Glass of water; small snacks. Before you sit down to write, grab a cool drink, or a warm one if that works better at nourishing your creativity. And gather your “food for thought,” whether it’s a snack or a few sticks of gum. That way, you won’t be tempted to use missing items as an excuse to veer away from the task at hand.
Timer. We know, we know: We just told you to get rid of your clocks. But for some people, writing against a deadline is the best way to be productive. Try setting a timer for one hour, then make a commitment to stay focused and on track until the timer goes off. You might see your productivity improve! Learn more about timed freewriting for productivity.
Style guide. Sooner or later, you’re going to want to confirm you’re using the correct form of “its” or “it’s.” Keep a style guide handy to quickly answer any grammar questions—you don’t want your work to be filled with errors! You can also use a reputable online grammar resource like Grammar Girl for quick advice.

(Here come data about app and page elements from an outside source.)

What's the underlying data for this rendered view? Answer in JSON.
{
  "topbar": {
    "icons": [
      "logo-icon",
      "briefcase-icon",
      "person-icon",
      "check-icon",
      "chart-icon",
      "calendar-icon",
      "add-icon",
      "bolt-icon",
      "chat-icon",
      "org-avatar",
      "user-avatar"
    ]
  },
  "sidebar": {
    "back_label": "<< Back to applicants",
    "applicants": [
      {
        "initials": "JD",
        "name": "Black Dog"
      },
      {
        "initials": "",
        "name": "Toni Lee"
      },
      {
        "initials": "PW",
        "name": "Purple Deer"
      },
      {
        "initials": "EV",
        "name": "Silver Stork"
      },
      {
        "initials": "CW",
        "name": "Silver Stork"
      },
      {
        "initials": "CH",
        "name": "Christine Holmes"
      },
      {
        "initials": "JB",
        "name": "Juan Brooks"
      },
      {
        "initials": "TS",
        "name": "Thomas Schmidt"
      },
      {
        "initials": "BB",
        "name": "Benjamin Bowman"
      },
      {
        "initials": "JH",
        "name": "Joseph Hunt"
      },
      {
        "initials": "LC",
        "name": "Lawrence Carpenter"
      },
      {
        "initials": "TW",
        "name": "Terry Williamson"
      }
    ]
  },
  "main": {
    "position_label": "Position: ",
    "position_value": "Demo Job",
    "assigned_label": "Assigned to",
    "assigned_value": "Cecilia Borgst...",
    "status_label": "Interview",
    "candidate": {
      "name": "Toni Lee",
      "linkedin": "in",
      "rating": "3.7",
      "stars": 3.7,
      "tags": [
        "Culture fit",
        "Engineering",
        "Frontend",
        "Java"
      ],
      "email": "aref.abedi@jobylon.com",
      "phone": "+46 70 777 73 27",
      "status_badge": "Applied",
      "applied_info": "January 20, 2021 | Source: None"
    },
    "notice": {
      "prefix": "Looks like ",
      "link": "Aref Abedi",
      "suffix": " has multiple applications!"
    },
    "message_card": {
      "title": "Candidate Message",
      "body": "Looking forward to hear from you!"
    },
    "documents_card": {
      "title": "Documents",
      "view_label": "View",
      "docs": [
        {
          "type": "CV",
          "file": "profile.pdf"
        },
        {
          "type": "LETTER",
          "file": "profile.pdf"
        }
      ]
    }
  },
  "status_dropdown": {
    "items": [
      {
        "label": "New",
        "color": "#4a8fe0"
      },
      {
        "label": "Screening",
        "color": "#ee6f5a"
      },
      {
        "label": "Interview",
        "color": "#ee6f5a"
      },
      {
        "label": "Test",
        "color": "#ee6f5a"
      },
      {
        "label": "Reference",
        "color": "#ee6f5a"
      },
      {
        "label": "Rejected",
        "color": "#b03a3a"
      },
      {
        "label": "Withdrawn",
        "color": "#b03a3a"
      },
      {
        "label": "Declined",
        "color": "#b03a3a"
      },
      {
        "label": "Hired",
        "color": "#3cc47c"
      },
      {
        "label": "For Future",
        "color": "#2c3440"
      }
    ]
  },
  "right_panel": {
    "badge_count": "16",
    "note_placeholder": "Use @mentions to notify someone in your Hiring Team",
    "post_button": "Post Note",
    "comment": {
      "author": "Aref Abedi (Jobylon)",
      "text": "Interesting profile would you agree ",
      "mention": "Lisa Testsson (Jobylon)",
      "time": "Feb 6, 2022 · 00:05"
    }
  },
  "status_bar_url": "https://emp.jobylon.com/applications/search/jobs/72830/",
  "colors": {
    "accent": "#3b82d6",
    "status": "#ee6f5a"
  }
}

Mood board. Gather visual inspiration to immerse yourself in your writing. For example: If you’re writing a medieval piece, gather bits of fabric and photos of weapons, castles, and tools that remind you of that period. Create a collage—a mood board—and gaze at it often while you’re writing. You can even create a virtual mood board.
When Your Desk Still Isn’t “Write”
If rearranging your workspace doesn’t improve your productivity as a writer, you might need to take drastic measures. Claim a chair at your local library or café, and work there for a while. You may be reluctant to leave your cushy home writing space, but getting out of your comfort zone may be just what you need. And if some writing days are more productive than others, don’t sweat it. Quality trumps quantity!
Want more inspiration? Take a look at the workspaces of famous writers!